> _The task_: Leaving the images behind, copy every line of the records exactly.

> _Material to process_:
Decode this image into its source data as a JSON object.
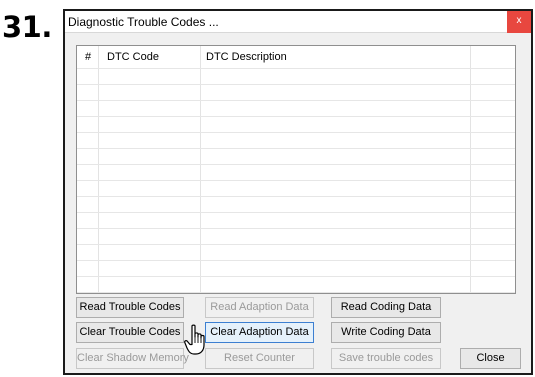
{
  "step": "31.",
  "window": {
    "title": "Diagnostic Trouble Codes ...",
    "close_glyph": "x"
  },
  "table": {
    "columns": [
      "#",
      "DTC Code",
      "DTC Description"
    ],
    "rows": []
  },
  "buttons": {
    "read_trouble_codes": "Read Trouble Codes",
    "read_adaption_data": "Read Adaption Data",
    "read_coding_data": "Read Coding Data",
    "clear_trouble_codes": "Clear Trouble Codes",
    "clear_adaption_data": "Clear Adaption Data",
    "write_coding_data": "Write Coding Data",
    "clear_shadow_memory": "Clear Shadow Memory",
    "reset_counter": "Reset Counter",
    "save_trouble_codes": "Save trouble codes",
    "close": "Close"
  },
  "icons": {
    "cursor": "hand-pointer-icon"
  }
}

> _Reply to the exercise_:
Decode this image into its source data as a JSON object.
{
  "step": "31.",
  "window": {
    "title": "Diagnostic Trouble Codes ...",
    "close_glyph": "x"
  },
  "table": {
    "columns": [
      "#",
      "DTC Code",
      "DTC Description"
    ],
    "rows": []
  },
  "buttons": {
    "read_trouble_codes": "Read Trouble Codes",
    "read_adaption_data": "Read Adaption Data",
    "read_coding_data": "Read Coding Data",
    "clear_trouble_codes": "Clear Trouble Codes",
    "clear_adaption_data": "Clear Adaption Data",
    "write_coding_data": "Write Coding Data",
    "clear_shadow_memory": "Clear Shadow Memory",
    "reset_counter": "Reset Counter",
    "save_trouble_codes": "Save trouble codes",
    "close": "Close"
  },
  "icons": {
    "cursor": "hand-pointer-icon"
  }
}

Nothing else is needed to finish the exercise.